To achieve this, we can use either the “Expires” or “Cache-Control: max-age” header. Here’s an example of an Apache .htaccess snippet which tells browsers to cache JavaScript files for 31 days before requesting an updated version.

# Cache JavaScripts for 31 days
<filesmatch ".(js)$">
Header set Cache-Control "max-age=2678400, private"

One important consideration here is what happens when you update your static resources and need the browser to fetch the updated version. If you change your JavaScript, for example, it’s not good if your visitors’ browsers are hanging on to the old file with the same name, but without the new functionality. What we do to get around this is version all our WordPress theme and plugin resources using the time each file was last modified on disk:

$version = date('mdYHi', filemtime('my/dev/path/js/main.min.js'));
wp_enqueue_script('main-js', '', array(), $version, true);

This means that as soon as we deploy a change to our JavaScript file, browsers will request the latest version and then cache that updated version.

9. Disabling unnecessary features

WordPress is a big piece of software with lots of features. Not all of it is necessary for all of our clients, and it makes sense to disable anything which isn’t needed. Preventing unnecessary code from being executed will speed things up for our site visitors and administrators.

A concrete example of this is the WordPress custom fields metabox, which will be familiar to you if you’re a WordPress aficionado:

Image of the metabox for custom fields in WordPress

Custom fields allow us to structure our content more nicely, as we touched on in the section above on page caching. However, we don’t need this metabox because we handle custom fields with a much better interface, using structured field groups tailored to each type of page.

Furthermore, to display and populate this metabox, WordPress needs to read all the custom field data from the database. On a complex site with many custom fields, this can be an expensive operation and can, therefore, slow down the page editor for our site administrators.

Our site administrators are just as important as our end users, so Bradley wrote a simple plugin to remove this metabox and speed things up for them. If you’re developing your WordPress site and would like to try it out, you can install his plugin from the public repository.

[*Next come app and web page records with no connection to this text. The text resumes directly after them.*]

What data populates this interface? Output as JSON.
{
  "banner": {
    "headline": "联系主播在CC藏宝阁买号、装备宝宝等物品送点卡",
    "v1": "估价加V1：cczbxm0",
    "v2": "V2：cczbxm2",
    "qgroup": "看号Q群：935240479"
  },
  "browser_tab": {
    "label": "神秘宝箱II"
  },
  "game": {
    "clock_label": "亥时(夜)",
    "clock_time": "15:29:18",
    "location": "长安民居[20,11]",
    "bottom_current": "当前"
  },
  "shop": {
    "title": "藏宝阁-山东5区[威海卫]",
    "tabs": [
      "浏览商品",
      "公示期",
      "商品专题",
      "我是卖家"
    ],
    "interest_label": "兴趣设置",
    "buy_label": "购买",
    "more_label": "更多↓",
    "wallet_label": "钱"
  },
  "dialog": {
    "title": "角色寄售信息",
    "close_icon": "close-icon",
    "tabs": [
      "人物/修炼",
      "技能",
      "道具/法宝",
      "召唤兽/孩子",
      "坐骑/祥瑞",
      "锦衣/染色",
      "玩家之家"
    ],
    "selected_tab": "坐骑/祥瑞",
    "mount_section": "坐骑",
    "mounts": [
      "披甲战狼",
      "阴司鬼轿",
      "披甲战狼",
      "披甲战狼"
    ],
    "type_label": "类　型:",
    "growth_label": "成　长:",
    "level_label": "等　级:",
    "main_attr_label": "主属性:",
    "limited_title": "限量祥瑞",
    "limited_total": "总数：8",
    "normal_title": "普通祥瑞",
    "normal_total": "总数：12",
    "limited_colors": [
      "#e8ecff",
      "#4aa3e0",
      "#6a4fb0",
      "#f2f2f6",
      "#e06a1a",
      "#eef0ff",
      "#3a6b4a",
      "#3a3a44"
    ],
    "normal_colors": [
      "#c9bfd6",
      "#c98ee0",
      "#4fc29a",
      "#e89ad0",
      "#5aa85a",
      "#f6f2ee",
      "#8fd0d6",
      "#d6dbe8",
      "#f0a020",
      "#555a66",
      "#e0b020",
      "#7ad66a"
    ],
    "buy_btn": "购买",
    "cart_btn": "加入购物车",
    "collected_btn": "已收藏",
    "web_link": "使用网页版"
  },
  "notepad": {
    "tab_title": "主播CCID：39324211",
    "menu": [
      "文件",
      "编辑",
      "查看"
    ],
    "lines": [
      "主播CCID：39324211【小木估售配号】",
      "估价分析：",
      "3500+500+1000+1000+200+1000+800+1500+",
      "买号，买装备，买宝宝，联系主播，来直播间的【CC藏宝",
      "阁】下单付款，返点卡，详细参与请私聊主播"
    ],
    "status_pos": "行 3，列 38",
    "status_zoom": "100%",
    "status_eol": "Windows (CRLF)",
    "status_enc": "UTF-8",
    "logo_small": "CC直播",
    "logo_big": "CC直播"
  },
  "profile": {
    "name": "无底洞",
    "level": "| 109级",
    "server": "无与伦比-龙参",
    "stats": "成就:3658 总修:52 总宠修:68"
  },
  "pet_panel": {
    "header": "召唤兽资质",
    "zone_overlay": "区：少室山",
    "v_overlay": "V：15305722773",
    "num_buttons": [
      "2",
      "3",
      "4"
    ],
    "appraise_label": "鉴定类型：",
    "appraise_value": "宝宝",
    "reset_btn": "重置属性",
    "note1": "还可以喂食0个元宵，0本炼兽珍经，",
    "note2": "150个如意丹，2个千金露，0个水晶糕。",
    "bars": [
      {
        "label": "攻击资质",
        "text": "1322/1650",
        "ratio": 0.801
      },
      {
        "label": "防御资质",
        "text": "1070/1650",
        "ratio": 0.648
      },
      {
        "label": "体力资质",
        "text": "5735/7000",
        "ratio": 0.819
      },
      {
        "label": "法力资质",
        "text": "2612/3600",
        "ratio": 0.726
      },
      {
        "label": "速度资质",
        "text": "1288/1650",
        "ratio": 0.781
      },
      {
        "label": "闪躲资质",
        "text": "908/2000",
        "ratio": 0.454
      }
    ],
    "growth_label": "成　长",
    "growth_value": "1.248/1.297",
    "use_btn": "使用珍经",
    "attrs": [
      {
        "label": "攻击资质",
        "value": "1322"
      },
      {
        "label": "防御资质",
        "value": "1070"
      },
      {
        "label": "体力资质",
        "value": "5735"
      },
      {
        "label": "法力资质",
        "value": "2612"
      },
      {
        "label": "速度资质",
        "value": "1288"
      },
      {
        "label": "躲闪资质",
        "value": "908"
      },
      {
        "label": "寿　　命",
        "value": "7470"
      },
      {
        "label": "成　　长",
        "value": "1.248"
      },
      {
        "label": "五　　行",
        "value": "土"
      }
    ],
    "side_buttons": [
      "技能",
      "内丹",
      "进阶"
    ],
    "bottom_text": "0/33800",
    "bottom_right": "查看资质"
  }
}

We hope that this post has given you some useful suggestions for speeding up your WordPress site. If you have any questions or suggestions for us or would like us to speed up your website for you, please get in touch!